Material defects in end products can quickly result in failures in many areas of industry, and have a massive impact on the safe use of their products. This is why, in the field of quality assurance, intelligent, nondestructive sensor systems play a key role. They allow testing components and parts in a rapid and cost-efficient manner without destroying the actual product or changing its surface. Experts from the Fraunhofer IZFP in Saarbrücken will be presenting two exhibits at the Blechexpo in Stuttgart from 7–10 November 2017 that allow fast, reliable, and automated characterization of materials and detection of defects (Hall 5, Booth 5306).

When quality testing uses time-consuming destructive test methods, it can result in enormous costs due to damaging or destroying the products. And given that...

Im Focus: Cold molecules on collision course

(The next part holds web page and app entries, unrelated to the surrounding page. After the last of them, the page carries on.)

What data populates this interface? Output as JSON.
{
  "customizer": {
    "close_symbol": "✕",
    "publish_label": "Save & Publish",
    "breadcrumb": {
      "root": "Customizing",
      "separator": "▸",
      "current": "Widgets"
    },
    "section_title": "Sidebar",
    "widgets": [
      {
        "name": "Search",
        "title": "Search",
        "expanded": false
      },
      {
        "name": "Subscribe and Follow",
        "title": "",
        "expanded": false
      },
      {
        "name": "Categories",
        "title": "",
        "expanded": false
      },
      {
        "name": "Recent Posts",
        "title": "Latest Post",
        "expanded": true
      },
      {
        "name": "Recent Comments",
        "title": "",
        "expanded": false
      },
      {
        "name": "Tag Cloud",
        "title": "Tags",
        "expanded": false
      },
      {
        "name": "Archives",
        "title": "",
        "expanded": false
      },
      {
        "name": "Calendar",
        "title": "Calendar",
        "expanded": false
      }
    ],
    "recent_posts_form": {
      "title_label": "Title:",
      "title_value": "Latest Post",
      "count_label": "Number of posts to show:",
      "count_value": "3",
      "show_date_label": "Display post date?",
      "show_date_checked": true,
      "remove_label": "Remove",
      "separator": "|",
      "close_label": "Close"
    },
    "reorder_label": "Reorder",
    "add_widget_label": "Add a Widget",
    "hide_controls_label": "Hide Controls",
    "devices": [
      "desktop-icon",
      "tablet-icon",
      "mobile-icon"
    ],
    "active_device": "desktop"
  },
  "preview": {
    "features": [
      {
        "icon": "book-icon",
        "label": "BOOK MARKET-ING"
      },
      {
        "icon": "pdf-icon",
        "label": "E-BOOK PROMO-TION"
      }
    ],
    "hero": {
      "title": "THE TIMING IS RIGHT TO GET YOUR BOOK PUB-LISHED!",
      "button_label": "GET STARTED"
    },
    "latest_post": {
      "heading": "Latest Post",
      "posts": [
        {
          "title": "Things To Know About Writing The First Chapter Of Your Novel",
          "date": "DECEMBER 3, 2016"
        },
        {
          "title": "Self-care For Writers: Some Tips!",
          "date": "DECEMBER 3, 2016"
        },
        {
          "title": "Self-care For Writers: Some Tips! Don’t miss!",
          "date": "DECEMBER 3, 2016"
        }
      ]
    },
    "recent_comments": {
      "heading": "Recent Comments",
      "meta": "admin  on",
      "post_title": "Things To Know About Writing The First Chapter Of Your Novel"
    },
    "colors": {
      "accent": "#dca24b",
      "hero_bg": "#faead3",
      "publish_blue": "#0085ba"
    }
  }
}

Using a new cooling technique MPQ scientists succeed at observing collisions in a dense beam of cold and slow dipolar molecules.

How do chemical reactions proceed at extremely low temperatures? The answer requires the investigation of molecular samples that are cold, dense, and slow at...

Im Focus: Shrinking the proton again!

Scientists from the Max Planck Institute of Quantum Optics, using high precision laser spectroscopy of atomic hydrogen, confirm the surprisingly small value of the proton radius determined from muonic hydrogen.

It was one of the breakthroughs of the year 2010: Laser spectroscopy of muonic hydrogen resulted in a value for the proton charge radius that was significantly...

All Focus news of the innovation-report >>>

Anzeige

Anzeige

Event News

ASEAN Member States discuss the future role of renewable energy

17.10.2017 | Event News

World Health Summit 2017: International experts set the course for the future of Global Health

10.10.2017 | Event News

Climate Engineering Conference 2017 Opens in Berlin

10.10.2017 | Event News

 
Latest News

Electrode materials from the microwave oven

19.10.2017 | Materials Sciences

New material for digital memories of the future

19.10.2017 | Materials Sciences

Physics boosts artificial intelligence methods

19.10.2017 | Physics and Astronomy

VideoLinks
B2B-VideoLinks
More VideoLinks >>>